Adaptive refinement code for 3d surface plotting#
AUTHOR:
Tom Boothby – Algorithm design, code
Joshua Kantor – Algorithm design
Marshall Hampton – Docstrings and doctests
Todo
Parametrizations (cylindrical, spherical)
Massive optimization
- class sage.plot.plot3d.tri_plot.PlotBlock(left, left_c, top, top_c, right, right_c, bottom, bottom_c)[source]#
Bases:
object
A container class to hold information about spatial blocks.
- class sage.plot.plot3d.tri_plot.SmoothTriangle(a, b, c, da, db, dc, color=0)[source]#
Bases:
Triangle
A class for smoothed triangles.
- class sage.plot.plot3d.tri_plot.Triangle(a, b, c, color=0)[source]#
Bases:
object
A graphical triangle class.
- class sage.plot.plot3d.tri_plot.TriangleFactory[source]#
Bases:
object
- get_colors(list)[source]#
Parameters: list: an iterable collection of values which can be cast into colors – typically an RGB triple, or an RGBA 4-tuple
Returns: a list of single parameters which can be passed into the set_color method of the Triangle or SmoothTriangle objects generated by this factory.
- smooth_triangle(a, b, c, da, db, dc, color=None)[source]#
Parameters:
a, b, c : triples (x,y,z) representing corners on a triangle in 3-space
da, db, dc : triples (dx,dy,dz) representing the normal vector at each point a,b,c
Returns: a SmoothTriangle object with the specified coordinates and normals
- class sage.plot.plot3d.tri_plot.TrianglePlot(triangle_factory, f, min_x__max_x, min_y__max_y, g=None, min_depth=4, max_depth=8, num_colors=None, max_bend=0.3)[source]#
Bases:
object
Recursively plots a function of two variables by building squares of 4 triangles, checking at every stage whether or not each square should be split into four more squares. This way, more planar areas get fewer triangles, and areas with higher curvature get more triangles.
- extrema(list)[source]#
If the num_colors option has been set, this expands the TrianglePlot’s _min and _max attributes to include the minimum and maximum of the argument list.
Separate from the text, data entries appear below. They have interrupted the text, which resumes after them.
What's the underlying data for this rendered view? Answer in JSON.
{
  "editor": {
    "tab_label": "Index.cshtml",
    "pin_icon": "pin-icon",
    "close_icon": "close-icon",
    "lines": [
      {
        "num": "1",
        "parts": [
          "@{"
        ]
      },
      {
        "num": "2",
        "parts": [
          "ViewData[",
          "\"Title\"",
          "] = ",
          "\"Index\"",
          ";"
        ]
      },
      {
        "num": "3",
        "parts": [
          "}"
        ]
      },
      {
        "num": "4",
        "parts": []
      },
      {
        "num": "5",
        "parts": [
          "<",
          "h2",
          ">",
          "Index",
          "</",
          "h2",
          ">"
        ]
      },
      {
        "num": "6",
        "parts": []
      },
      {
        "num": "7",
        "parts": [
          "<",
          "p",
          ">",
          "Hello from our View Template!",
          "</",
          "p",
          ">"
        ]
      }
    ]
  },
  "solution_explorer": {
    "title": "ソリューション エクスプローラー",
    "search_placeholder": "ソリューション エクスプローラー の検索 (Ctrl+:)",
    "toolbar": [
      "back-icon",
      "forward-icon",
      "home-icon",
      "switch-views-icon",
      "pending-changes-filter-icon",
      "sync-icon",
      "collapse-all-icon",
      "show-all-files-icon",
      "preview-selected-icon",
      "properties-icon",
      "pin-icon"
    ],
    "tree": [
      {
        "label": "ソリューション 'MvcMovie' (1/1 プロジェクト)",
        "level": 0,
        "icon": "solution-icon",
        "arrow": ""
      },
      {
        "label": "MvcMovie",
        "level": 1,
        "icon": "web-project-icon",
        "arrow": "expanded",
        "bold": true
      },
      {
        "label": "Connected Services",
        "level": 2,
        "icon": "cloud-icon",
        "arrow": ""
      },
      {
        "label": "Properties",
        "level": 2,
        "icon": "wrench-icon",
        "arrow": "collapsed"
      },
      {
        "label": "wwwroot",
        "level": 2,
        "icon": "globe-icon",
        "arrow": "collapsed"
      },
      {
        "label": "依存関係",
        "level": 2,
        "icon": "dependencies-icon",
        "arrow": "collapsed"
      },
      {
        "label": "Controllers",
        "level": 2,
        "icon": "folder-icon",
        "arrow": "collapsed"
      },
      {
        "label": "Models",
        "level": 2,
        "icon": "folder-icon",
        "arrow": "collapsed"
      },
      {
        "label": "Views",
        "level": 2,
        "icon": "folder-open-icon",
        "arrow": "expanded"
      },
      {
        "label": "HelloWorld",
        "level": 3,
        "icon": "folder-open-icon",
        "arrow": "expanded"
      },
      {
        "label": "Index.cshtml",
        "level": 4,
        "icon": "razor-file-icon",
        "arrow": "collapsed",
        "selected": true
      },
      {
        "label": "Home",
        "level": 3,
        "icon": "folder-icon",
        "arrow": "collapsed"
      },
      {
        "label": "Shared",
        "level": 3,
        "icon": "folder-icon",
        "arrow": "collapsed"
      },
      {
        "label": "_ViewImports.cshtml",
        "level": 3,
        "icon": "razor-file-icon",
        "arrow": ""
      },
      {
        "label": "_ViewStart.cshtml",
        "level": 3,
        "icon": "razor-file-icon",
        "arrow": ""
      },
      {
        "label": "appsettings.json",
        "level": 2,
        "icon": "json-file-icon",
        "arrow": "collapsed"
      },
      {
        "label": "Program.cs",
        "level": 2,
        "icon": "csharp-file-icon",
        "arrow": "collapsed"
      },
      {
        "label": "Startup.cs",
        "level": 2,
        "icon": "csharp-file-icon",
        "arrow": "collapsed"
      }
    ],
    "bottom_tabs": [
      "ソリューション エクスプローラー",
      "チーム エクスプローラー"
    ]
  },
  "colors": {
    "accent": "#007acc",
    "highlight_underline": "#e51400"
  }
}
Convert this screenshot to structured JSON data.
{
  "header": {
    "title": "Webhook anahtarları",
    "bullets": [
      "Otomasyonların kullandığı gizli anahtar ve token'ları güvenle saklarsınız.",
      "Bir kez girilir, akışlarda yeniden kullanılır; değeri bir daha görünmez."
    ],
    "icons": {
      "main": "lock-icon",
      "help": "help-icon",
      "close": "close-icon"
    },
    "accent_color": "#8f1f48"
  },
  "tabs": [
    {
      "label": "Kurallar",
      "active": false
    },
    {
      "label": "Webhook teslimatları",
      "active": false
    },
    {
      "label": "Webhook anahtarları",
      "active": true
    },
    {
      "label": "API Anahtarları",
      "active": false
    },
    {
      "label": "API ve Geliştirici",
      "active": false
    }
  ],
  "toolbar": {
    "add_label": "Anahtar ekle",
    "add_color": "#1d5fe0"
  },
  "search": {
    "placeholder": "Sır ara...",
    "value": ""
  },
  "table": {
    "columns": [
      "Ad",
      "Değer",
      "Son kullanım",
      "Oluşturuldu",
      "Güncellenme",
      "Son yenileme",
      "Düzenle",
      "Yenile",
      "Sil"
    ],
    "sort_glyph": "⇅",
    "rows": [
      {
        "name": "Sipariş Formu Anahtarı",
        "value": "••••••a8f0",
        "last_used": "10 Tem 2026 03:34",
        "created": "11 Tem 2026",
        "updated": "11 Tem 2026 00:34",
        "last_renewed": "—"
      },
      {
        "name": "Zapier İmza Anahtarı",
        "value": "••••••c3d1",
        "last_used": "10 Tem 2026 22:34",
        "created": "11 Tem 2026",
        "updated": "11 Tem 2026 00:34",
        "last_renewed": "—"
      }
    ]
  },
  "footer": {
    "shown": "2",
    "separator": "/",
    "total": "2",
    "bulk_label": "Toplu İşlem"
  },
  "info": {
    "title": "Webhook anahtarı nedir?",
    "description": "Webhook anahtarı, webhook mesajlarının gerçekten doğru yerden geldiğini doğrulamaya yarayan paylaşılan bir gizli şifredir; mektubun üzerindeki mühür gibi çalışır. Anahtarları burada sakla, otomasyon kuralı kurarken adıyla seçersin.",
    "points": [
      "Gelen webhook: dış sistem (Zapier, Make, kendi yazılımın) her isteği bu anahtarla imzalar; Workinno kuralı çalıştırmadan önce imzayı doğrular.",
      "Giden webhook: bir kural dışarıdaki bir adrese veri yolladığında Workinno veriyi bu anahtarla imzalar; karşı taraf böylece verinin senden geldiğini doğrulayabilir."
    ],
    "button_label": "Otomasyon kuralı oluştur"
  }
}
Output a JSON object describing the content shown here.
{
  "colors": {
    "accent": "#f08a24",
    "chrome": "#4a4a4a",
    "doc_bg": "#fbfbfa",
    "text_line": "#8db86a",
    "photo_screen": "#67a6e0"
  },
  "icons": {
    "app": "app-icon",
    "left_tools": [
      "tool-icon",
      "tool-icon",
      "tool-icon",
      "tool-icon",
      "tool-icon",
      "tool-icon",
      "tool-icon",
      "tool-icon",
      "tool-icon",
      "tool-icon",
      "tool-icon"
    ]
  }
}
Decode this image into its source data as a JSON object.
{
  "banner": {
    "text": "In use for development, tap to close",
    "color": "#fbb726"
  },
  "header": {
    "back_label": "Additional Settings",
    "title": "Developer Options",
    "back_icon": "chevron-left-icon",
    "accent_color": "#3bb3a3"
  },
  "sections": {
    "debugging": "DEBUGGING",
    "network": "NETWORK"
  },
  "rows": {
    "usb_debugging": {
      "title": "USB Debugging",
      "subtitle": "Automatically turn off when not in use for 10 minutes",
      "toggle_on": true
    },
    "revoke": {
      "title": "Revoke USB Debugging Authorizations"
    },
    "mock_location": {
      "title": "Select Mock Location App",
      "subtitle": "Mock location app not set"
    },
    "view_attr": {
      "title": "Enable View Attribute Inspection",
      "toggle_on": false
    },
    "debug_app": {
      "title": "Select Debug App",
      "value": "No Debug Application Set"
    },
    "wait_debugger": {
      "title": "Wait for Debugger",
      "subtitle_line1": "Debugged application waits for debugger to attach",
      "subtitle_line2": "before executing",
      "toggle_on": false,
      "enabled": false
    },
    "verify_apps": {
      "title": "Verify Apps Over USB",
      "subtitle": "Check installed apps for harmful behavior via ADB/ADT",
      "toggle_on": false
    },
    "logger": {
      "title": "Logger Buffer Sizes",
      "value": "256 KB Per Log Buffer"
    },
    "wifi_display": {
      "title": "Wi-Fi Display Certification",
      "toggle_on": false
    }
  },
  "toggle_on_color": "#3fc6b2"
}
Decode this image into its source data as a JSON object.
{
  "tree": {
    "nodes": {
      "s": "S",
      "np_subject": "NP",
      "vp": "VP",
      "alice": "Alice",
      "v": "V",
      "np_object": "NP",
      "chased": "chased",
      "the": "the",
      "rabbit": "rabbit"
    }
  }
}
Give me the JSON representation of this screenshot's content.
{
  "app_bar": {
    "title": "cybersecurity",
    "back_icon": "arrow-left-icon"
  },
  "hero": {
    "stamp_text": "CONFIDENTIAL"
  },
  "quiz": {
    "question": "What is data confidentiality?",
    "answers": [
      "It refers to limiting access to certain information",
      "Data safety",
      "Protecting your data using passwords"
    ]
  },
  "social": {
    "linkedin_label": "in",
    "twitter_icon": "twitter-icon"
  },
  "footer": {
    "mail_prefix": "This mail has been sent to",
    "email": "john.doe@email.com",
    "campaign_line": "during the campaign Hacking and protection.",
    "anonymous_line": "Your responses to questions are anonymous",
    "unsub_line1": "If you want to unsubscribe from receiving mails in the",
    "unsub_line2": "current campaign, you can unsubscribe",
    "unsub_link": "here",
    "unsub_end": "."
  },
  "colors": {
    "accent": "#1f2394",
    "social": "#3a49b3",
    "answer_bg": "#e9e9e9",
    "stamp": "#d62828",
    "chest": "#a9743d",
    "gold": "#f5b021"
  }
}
- interface(n, p, p_c, q, q_c)[source]#
Takes a pair of lists of points, and compares the (n)th coordinate, and “zips” the lists together into one. The “centers”, supplied in p_c and q_c are matched up such that the lists describe triangles whose sides are “perfectly” aligned. This algorithm assumes that p and q start and end at the same point, and are sorted smallest to largest.
- sage.plot.plot3d.tri_plot.crossunit(u, v)[source]#
This function computes triangle normal unit vectors by taking the cross-products of the midpoint-to-corner vectors. It always goes around clockwise so we’re guaranteed to have a positive value near 1 when neighboring triangles are parallel. However – crossunit doesn’t really return a unit vector. It returns the length of the vector to avoid numerical instability when the length is nearly zero – rather than divide by nearly zero, we multiply the other side of the inequality by nearly zero – in general, this should work a bit better because of the density of floating-point numbers near zero.